Read the lines below. Copy out any that hold the string "title".

──────── Provided records

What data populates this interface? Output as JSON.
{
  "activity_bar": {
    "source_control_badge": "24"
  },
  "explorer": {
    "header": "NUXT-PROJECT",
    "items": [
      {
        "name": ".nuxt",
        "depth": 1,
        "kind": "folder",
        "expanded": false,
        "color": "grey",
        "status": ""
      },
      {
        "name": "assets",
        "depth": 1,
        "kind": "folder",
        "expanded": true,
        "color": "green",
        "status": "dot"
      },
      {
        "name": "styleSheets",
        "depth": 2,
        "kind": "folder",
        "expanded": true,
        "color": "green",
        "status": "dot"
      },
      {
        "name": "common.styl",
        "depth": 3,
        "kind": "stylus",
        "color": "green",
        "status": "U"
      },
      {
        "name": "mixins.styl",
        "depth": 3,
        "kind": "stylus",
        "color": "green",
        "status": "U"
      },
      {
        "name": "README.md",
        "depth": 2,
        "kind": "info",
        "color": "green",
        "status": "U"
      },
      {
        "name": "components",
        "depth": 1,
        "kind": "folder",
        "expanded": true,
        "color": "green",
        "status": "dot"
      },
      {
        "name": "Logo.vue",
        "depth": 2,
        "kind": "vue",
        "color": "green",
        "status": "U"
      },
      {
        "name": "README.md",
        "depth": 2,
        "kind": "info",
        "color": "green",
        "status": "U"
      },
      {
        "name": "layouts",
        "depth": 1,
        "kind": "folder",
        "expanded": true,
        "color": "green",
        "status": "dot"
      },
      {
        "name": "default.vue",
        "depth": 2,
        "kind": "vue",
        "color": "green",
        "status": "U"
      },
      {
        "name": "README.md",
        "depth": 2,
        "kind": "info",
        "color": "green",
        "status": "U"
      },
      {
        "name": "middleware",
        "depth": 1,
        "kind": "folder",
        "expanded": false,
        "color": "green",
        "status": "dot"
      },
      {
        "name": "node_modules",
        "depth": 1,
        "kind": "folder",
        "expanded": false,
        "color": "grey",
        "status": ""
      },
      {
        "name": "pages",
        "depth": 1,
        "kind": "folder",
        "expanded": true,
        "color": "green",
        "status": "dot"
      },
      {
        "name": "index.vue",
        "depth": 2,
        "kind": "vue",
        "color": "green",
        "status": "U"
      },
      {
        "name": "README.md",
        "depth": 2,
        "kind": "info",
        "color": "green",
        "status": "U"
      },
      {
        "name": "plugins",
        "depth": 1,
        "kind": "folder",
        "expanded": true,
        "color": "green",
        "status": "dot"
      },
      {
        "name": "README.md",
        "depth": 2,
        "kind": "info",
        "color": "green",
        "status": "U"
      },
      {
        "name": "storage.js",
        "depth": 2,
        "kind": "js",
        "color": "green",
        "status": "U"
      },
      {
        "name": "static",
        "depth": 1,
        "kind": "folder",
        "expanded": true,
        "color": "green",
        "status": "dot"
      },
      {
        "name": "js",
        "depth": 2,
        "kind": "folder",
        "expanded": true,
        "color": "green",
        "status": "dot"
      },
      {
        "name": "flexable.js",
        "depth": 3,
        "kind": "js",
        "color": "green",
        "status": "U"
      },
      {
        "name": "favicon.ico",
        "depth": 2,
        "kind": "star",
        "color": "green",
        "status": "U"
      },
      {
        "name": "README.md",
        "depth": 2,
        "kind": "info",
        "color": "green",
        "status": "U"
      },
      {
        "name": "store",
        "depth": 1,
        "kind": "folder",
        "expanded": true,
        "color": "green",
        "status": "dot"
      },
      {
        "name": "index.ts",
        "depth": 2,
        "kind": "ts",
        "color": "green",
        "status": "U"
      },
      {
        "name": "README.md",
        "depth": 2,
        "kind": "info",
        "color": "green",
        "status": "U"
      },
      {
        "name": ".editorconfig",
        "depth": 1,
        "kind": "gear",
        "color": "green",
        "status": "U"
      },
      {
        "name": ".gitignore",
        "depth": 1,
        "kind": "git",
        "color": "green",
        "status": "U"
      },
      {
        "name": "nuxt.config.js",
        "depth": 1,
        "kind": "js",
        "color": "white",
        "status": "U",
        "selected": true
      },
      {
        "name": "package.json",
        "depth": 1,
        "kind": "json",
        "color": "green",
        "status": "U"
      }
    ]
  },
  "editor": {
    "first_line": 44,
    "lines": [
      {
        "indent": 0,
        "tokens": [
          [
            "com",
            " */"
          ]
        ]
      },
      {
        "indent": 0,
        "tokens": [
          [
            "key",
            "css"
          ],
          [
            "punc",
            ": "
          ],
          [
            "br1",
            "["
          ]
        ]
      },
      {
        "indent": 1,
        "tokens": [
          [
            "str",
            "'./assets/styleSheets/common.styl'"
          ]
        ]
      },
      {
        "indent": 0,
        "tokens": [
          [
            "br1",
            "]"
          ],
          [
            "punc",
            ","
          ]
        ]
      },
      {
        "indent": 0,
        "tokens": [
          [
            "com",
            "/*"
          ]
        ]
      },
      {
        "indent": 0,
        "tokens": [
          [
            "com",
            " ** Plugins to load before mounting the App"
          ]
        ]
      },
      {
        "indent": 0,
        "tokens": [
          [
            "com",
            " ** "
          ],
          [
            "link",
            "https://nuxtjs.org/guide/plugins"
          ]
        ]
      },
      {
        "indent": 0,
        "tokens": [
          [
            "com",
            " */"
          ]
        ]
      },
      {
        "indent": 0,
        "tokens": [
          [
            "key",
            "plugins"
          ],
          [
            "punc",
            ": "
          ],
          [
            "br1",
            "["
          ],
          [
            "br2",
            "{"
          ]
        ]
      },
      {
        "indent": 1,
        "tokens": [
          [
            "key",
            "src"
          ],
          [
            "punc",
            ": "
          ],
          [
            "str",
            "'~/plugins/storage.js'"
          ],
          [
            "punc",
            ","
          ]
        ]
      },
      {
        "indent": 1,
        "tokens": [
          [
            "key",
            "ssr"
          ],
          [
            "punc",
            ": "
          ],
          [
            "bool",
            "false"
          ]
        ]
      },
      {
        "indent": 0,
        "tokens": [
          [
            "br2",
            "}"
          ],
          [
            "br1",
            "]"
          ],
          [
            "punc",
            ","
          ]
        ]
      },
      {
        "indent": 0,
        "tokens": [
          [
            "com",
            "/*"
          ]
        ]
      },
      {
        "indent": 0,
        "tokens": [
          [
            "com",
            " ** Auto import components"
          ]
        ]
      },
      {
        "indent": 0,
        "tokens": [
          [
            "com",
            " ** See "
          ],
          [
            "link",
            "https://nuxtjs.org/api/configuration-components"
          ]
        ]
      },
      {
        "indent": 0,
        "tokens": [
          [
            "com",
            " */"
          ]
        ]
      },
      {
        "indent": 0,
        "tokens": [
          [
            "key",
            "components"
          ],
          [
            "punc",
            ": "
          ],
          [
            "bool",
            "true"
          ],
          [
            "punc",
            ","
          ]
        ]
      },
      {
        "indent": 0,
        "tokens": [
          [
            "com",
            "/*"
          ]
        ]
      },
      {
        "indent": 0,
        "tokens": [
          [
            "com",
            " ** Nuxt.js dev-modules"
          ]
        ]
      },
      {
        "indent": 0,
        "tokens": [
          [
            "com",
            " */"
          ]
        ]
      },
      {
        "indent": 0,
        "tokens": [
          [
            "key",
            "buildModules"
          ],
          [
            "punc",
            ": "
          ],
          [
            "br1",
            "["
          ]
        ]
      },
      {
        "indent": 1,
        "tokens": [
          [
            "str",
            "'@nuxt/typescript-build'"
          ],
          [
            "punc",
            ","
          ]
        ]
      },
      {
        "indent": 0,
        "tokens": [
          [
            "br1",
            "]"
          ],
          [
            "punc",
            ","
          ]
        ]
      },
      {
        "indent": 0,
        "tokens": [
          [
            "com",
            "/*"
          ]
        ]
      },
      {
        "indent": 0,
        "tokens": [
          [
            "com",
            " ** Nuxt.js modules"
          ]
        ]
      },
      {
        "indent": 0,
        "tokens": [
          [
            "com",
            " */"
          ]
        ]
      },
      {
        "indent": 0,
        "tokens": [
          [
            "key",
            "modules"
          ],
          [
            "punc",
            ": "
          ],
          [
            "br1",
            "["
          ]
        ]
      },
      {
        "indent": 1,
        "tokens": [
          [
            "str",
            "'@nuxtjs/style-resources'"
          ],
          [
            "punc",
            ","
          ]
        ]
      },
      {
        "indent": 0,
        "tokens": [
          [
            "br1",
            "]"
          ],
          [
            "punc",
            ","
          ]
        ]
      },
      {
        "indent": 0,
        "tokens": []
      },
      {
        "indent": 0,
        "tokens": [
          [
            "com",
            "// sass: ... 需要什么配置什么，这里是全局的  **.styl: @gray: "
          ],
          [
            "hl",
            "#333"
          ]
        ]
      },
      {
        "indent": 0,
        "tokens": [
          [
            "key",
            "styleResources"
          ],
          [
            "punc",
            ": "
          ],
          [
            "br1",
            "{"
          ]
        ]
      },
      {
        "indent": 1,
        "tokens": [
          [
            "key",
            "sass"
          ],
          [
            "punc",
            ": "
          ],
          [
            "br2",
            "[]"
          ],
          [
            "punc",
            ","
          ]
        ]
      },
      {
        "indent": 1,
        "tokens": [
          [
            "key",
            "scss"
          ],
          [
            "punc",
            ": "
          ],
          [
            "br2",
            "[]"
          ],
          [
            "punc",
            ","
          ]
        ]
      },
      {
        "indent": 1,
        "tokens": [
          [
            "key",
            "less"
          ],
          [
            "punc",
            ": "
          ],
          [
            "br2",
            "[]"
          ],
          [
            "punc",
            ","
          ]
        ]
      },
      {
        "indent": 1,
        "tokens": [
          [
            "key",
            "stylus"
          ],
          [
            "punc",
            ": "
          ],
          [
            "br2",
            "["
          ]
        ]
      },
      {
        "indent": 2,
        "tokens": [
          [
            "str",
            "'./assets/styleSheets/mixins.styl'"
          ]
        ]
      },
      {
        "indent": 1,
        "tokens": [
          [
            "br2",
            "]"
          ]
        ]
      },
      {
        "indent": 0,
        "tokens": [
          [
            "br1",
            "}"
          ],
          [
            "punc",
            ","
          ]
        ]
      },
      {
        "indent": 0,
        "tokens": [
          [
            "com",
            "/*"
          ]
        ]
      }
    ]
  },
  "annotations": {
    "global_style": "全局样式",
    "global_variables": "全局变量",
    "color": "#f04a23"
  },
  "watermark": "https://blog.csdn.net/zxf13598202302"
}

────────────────
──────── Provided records

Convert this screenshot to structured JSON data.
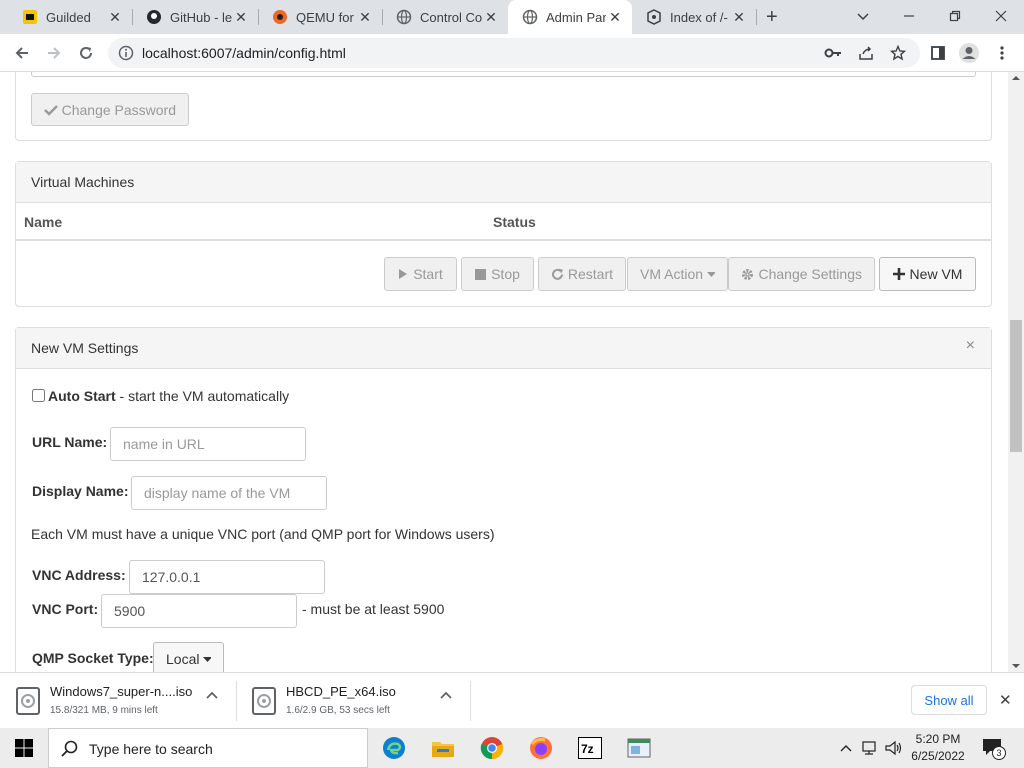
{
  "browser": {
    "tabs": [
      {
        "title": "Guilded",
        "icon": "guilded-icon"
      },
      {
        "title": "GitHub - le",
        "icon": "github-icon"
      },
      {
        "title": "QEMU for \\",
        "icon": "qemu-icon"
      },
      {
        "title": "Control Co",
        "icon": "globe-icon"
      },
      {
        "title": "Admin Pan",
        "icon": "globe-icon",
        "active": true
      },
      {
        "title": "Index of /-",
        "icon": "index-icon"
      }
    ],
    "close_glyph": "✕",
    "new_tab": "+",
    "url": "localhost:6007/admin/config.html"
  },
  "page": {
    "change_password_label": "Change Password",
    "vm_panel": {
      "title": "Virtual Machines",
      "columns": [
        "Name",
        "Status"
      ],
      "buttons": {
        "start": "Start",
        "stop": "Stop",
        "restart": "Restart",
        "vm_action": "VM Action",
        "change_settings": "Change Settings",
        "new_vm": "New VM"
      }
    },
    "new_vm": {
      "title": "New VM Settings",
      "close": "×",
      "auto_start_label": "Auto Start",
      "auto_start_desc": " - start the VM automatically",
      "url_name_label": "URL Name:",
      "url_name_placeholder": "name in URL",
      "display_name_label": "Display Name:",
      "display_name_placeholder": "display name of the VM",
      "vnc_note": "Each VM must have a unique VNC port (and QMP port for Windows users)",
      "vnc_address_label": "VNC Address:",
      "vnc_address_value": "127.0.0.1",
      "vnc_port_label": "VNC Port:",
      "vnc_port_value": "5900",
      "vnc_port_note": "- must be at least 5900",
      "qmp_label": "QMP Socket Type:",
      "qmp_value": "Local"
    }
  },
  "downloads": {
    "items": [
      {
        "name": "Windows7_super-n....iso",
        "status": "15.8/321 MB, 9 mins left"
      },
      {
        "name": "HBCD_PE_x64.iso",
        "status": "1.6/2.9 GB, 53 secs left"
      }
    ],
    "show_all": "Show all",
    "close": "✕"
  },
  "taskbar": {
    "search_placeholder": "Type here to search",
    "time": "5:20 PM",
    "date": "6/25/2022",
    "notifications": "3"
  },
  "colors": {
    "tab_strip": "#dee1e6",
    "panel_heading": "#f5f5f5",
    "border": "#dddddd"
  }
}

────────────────

> Result for this task
        "title": "Guilded",
        "title": "GitHub - le",
        "title": "QEMU for \\",
        "title": "Control Co",
        "title": "Admin Pan",
        "title": "Index of /-",
      "title": "Virtual Machines",
      "title": "New VM Settings",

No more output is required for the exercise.